Check each line below for "pulsante" and say how many have it, with no other words.

(Element data from apps and pages)
* * *

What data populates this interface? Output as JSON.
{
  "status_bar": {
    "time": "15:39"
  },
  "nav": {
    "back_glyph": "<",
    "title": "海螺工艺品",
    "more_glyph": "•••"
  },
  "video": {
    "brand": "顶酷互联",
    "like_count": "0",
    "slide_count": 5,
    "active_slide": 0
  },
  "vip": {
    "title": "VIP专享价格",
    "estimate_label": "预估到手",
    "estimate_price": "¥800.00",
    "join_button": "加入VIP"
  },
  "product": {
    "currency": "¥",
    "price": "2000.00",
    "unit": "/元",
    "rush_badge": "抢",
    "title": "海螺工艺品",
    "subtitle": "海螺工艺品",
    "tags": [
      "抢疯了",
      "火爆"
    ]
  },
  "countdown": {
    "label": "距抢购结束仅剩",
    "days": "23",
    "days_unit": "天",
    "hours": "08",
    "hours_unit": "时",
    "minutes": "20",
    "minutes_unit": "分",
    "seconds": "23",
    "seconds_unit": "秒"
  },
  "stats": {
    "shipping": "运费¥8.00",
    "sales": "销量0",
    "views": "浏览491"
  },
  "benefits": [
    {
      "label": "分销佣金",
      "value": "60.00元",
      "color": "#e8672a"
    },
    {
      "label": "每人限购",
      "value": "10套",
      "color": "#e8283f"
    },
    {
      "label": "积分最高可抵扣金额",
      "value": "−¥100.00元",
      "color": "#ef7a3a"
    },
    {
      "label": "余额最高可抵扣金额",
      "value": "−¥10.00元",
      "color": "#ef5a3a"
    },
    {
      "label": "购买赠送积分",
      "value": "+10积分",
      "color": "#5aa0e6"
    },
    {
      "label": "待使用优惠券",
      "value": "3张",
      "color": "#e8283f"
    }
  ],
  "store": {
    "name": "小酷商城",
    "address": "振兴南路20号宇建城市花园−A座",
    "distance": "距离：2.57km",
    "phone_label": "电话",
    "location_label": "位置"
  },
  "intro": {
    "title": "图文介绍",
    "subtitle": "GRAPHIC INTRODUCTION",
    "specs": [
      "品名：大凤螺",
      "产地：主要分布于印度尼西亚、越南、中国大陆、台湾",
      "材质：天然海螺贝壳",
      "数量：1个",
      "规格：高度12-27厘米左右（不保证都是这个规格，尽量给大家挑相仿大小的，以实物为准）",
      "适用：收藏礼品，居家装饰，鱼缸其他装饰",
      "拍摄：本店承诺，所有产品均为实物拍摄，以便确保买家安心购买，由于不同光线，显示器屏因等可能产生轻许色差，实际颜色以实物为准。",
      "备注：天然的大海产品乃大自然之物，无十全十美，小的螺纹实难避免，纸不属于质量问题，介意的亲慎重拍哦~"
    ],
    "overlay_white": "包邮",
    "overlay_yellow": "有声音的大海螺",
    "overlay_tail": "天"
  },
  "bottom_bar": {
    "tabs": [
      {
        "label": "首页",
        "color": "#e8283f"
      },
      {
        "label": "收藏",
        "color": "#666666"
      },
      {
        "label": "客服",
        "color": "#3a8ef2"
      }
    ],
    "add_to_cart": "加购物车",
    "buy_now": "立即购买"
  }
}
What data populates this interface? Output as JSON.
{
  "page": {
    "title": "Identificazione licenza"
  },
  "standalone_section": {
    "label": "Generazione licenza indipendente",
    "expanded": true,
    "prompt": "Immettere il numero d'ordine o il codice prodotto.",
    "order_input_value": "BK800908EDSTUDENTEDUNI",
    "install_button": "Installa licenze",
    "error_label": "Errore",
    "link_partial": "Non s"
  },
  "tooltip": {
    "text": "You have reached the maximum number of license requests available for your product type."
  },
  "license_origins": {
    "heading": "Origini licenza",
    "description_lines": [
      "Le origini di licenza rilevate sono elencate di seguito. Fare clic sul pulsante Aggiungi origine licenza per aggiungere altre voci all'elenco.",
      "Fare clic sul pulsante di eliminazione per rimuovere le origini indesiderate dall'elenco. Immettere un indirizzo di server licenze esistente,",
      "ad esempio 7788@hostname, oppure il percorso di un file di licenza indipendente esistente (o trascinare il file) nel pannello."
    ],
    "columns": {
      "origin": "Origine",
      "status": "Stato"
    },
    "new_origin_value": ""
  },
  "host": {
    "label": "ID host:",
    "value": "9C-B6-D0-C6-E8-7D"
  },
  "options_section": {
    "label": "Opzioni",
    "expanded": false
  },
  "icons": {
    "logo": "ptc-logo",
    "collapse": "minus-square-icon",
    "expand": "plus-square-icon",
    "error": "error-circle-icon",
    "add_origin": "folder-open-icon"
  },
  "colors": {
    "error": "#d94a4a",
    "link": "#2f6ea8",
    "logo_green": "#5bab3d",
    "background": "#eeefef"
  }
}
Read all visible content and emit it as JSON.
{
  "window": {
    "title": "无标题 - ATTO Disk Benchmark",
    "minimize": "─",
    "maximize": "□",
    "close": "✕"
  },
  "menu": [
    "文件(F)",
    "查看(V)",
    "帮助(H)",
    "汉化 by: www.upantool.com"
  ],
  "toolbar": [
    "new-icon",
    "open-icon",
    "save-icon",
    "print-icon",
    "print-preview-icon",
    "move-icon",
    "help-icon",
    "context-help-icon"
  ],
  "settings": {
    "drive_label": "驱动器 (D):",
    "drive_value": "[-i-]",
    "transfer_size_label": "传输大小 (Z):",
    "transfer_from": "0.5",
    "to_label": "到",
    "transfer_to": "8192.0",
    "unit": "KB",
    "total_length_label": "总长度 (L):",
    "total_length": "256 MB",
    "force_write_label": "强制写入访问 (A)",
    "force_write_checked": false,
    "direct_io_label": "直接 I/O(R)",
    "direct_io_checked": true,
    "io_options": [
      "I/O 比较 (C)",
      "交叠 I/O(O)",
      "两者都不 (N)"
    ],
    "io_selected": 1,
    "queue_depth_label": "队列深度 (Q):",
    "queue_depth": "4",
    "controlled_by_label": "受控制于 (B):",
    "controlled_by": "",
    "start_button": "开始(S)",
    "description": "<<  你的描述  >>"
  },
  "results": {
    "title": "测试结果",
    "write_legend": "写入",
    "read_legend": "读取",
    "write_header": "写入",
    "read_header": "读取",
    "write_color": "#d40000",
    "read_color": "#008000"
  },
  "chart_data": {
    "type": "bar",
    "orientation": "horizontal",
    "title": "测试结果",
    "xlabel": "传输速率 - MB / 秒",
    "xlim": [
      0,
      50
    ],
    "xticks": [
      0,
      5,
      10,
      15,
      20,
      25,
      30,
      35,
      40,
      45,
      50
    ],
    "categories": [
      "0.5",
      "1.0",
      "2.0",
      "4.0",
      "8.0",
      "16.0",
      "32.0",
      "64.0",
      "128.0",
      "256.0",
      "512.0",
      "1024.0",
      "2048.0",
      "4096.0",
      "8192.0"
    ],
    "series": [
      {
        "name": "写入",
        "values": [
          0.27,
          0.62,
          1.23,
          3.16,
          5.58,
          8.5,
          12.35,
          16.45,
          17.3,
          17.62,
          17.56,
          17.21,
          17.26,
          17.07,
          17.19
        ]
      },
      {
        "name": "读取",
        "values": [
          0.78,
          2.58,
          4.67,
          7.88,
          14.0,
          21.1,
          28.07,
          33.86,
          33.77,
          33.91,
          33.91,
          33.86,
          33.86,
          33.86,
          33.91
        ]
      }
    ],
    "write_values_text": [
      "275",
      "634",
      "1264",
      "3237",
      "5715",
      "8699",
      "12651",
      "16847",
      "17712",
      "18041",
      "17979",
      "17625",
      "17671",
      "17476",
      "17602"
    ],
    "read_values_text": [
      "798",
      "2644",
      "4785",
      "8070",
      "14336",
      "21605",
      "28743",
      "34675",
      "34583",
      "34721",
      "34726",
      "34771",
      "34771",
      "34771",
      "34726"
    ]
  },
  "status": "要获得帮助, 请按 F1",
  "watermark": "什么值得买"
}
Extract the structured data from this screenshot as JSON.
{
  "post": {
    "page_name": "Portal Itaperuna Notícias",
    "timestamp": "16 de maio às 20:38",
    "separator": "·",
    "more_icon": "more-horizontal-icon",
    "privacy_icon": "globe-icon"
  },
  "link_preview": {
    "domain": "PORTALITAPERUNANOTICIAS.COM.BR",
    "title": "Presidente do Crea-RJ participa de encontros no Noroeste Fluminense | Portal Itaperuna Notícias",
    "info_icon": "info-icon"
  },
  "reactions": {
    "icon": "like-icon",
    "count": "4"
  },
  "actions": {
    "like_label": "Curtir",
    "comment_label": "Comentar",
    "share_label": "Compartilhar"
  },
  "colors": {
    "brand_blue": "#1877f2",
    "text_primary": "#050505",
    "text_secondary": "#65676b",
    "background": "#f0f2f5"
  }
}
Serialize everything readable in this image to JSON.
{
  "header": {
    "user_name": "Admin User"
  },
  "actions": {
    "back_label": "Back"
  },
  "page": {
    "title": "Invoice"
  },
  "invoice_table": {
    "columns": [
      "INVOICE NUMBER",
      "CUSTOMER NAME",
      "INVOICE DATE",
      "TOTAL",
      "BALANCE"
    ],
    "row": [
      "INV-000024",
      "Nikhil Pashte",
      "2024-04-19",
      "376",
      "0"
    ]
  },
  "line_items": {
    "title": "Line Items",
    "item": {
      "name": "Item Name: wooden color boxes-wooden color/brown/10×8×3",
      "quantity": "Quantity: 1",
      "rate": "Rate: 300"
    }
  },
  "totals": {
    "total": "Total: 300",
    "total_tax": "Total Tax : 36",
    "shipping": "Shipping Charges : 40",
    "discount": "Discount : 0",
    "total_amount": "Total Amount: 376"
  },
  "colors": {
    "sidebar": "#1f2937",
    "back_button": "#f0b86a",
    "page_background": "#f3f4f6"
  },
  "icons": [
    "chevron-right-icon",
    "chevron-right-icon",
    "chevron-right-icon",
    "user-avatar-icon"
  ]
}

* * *

*Result below*
2